Our parasympathetic nervous system is involved in sexual arousal and it's very active when we're asleep, so men will often get erections on and off throughout the night. You're more likely to notice them in the morning when you wake.
Sleep inertia is the feeling of grogginess, disorientation, drowsiness, and cognitive impairment that immediately follows waking. View Source . Sleep inertia generally lasts for 15 to 60 minutes. View Source but may last for up to a few hours after waking.
The feeling of unease or worry in the morning may stem from various factors, including heightened cortisol, often known as the stress hormone. These elevated cortisol levels can be more prevalent in individuals experiencing stress. When we're stressed, we release more stress hormones, including adrenaline and cortisol.
Sleep deprivation psychosis refers to experiencing an altered perception of reality caused by a prolonged lack of sleep. Psychosis, in general, refers to an episode in which your brain perceives reality differently than other people in the same situation.
These nightmares might be triggered by stress, anxiety or trauma, but they might also be a sign of future psychosis, the findings suggest.
Rapid thoughts are often a symptom associated with anxiety. They can make people feel out of control or as if they are going crazy. When it comes to sleep, this effect of anxiety is a cyclical problem. Because your brain struggles to focus when it is tired, it often leads to racing thoughts.

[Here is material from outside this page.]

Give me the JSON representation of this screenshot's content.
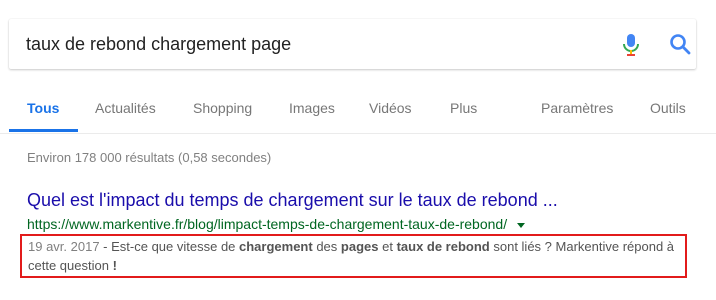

Excessive thinking at night is one of the most common causes of insomnia. More often than not, it's a sign of stress. Your mind is on high alert, afraid to fall asleep in case you might forget something important. Something you're worried you 'should' be doing.
Examples include sleepwalking, confusional arousals, sleep terrors, and rapid eye movement (REM) sleep behavior disorder. (See 'Complex movements and behaviors (parasomnias)' above.) History – A clear description of the events is key to the evaluation of all abnormal movements and behaviors during sleep.
Recurrent, unwanted distressing memories of the traumatic event. Reliving the traumatic event as if it were happening again (flashbacks) Upsetting dreams or nightmares about the traumatic event. Severe emotional distress or physical reactions to something that reminds you of the traumatic event.